About this exercise: Every line below that holds the string "image" should be copied out.

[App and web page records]
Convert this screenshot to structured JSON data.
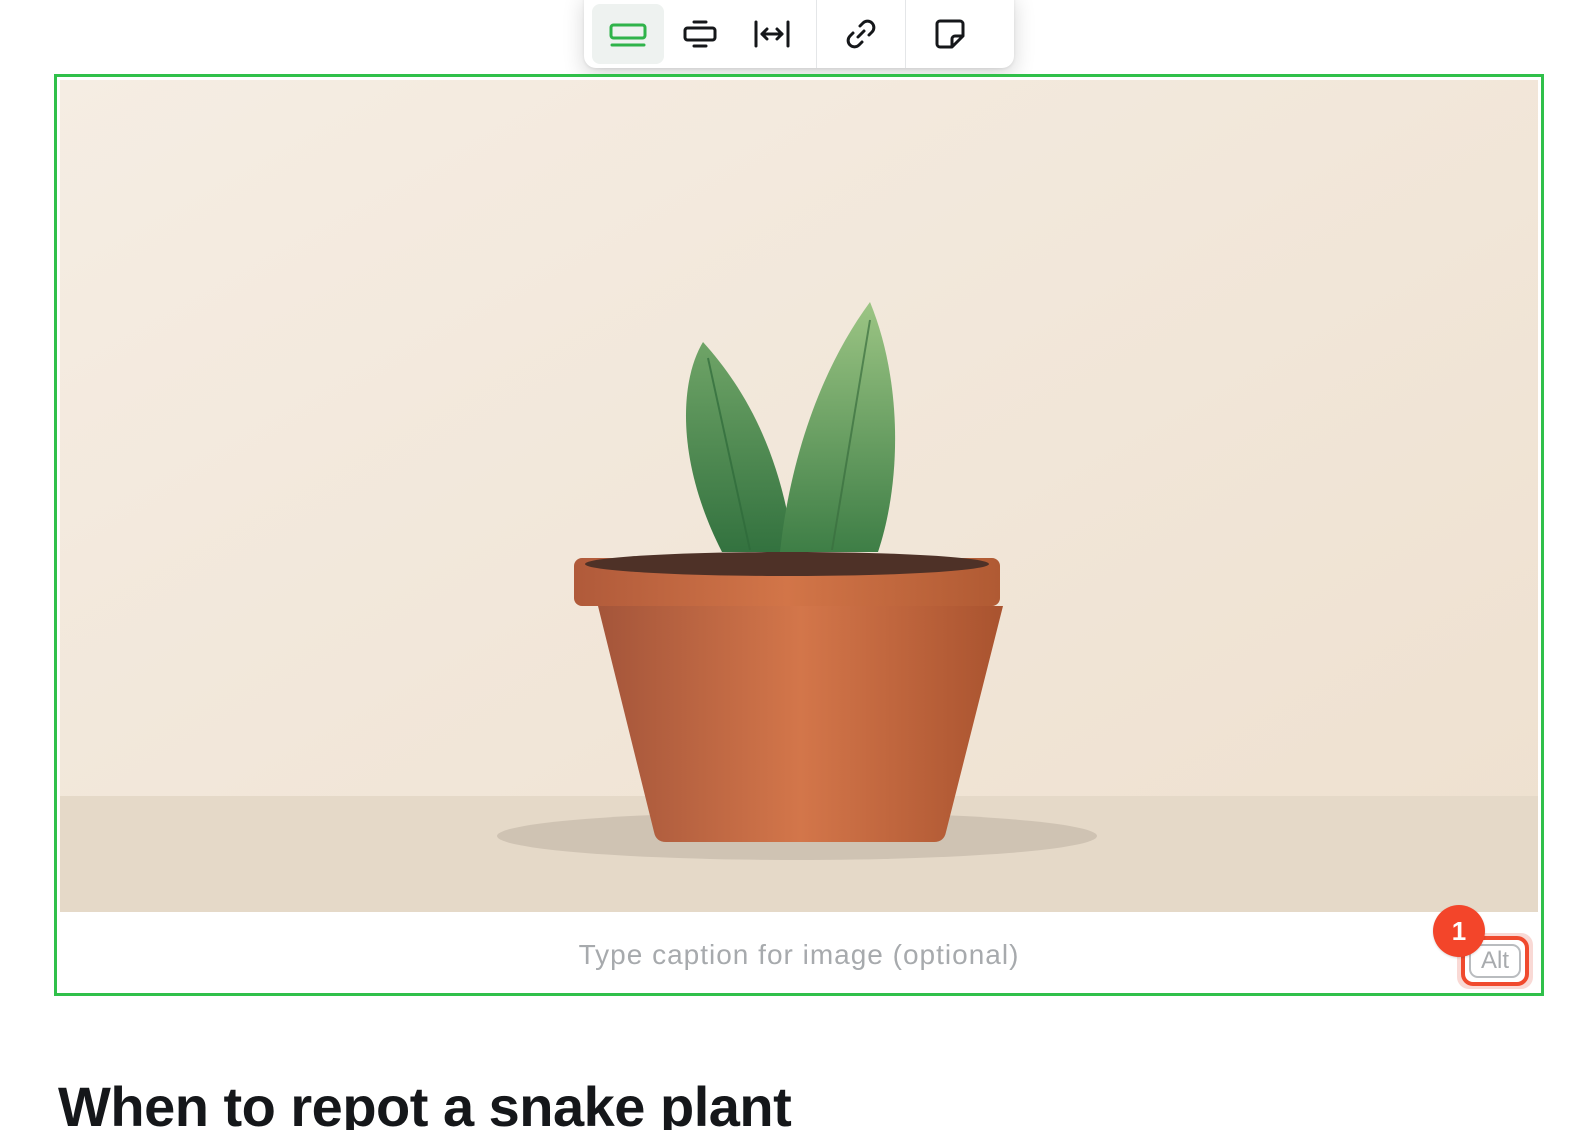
{
  "toolbar": {
    "buttons": [
      {
        "icon": "image-wide-icon",
        "active": true
      },
      {
        "icon": "image-regular-icon",
        "active": false
      },
      {
        "icon": "image-full-width-icon",
        "active": false
      },
      {
        "icon": "link-icon",
        "active": false
      },
      {
        "icon": "snippet-icon",
        "active": false
      }
    ]
  },
  "image": {
    "subject": "potted-plant-illustration"
  },
  "caption": {
    "placeholder": "Type caption for image (optional)"
  },
  "alt_button": {
    "label": "Alt"
  },
  "annotation": {
    "badge_number": "1"
  },
  "content": {
    "heading": "When to repot a snake plant"
  },
  "colors": {
    "selection_border": "#30c04a",
    "badge": "#f3452a",
    "alt_highlight": "#f04a2e",
    "active_icon": "#2fb34a"
  }
}
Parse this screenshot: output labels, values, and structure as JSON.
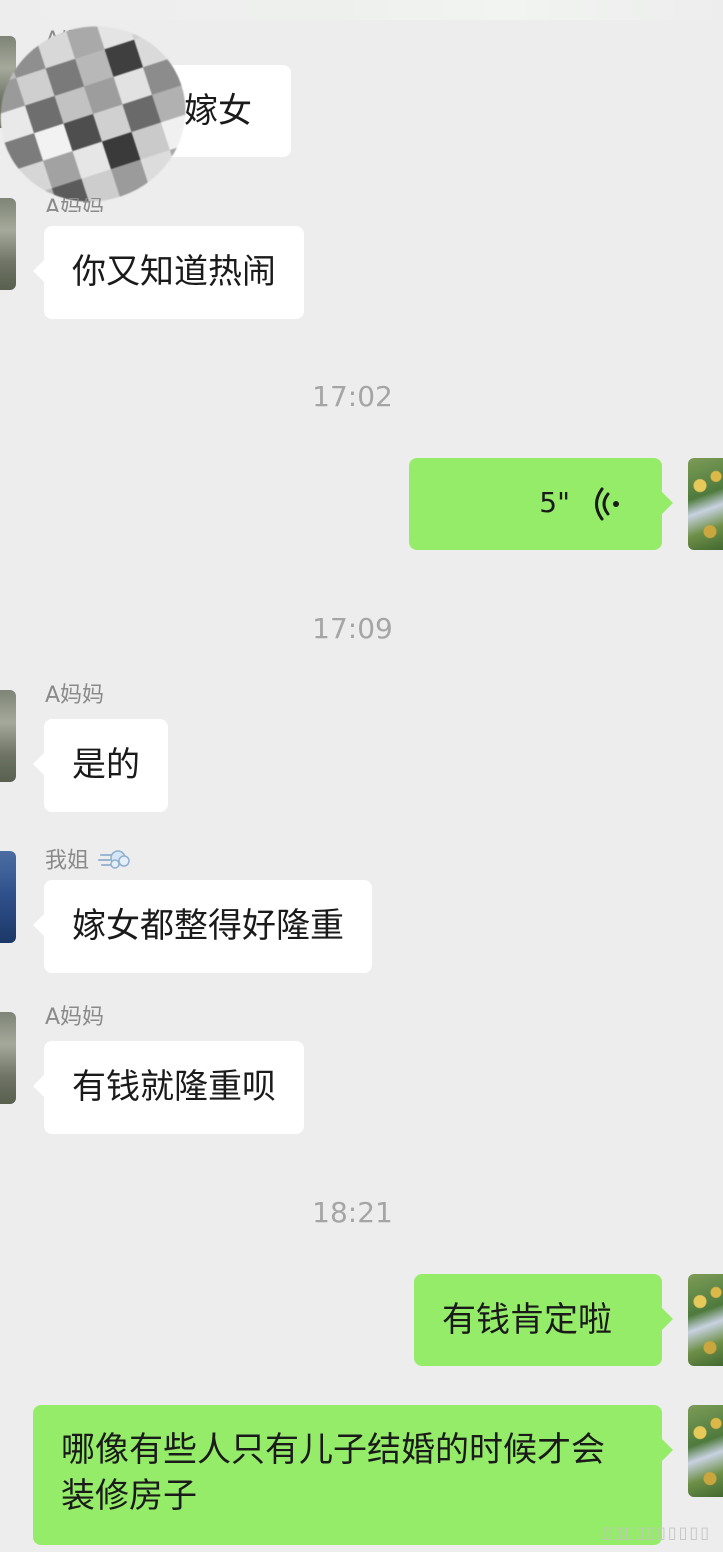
{
  "messages": {
    "m1": {
      "sender": "A妈妈",
      "text": "嫁女"
    },
    "m2": {
      "sender": "A妈妈",
      "text": "你又知道热闹"
    },
    "t1": "17:02",
    "m3": {
      "voice_duration": "5\""
    },
    "t2": "17:09",
    "m4": {
      "sender": "A妈妈",
      "text": "是的"
    },
    "m5": {
      "sender": "我姐",
      "text": "嫁女都整得好隆重"
    },
    "m6": {
      "sender": "A妈妈",
      "text": "有钱就隆重呗"
    },
    "t3": "18:21",
    "m7": {
      "text": "有钱肯定啦"
    },
    "m8": {
      "text": "哪像有些人只有儿子结婚的时候才会装修房子"
    }
  },
  "icons": {
    "voice": "voice-wave-icon",
    "sister_emoji": "dash-emoji-icon"
  },
  "colors": {
    "background": "#ededed",
    "incoming_bubble": "#ffffff",
    "outgoing_bubble": "#95ec69",
    "timestamp": "#a5a5a5",
    "sender_name": "#8a8a8a"
  }
}
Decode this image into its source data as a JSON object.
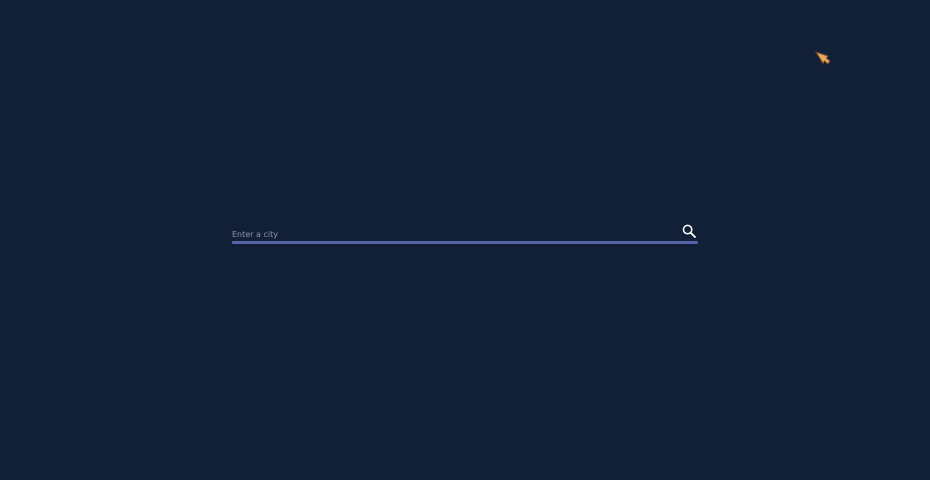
{
  "search": {
    "placeholder": "Enter a city",
    "value": "",
    "icon": "search-icon"
  },
  "cursor": {
    "icon": "hand-pointer-icon"
  },
  "colors": {
    "background": "#112036",
    "underline": "#5364a8",
    "placeholder": "#8a96ad",
    "icon": "#ffffff"
  }
}
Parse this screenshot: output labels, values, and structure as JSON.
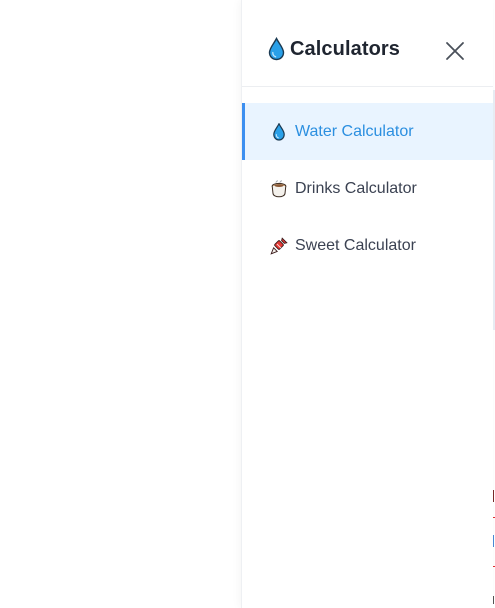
{
  "drawer": {
    "title": "Calculators",
    "title_icon": "water-drop-icon",
    "close_icon": "close-icon",
    "items": [
      {
        "label": "Water Calculator",
        "icon": "water-drop-icon",
        "active": true
      },
      {
        "label": "Drinks Calculator",
        "icon": "hot-drink-icon",
        "active": false
      },
      {
        "label": "Sweet Calculator",
        "icon": "candy-icon",
        "active": false
      }
    ]
  },
  "colors": {
    "accent": "#3c8ff0",
    "active_text": "#2b8fe0",
    "active_bg": "#e9f4ff",
    "title": "#1f2530",
    "text": "#3b4252"
  }
}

Response to this exercise:
        "icon": "image-wide-icon",
        "icon": "image-regular-icon",
        "icon": "image-full-width-icon",
  "image": {
    "placeholder": "Type caption for image (optional)"
Decode this image into its source data as a JSON object.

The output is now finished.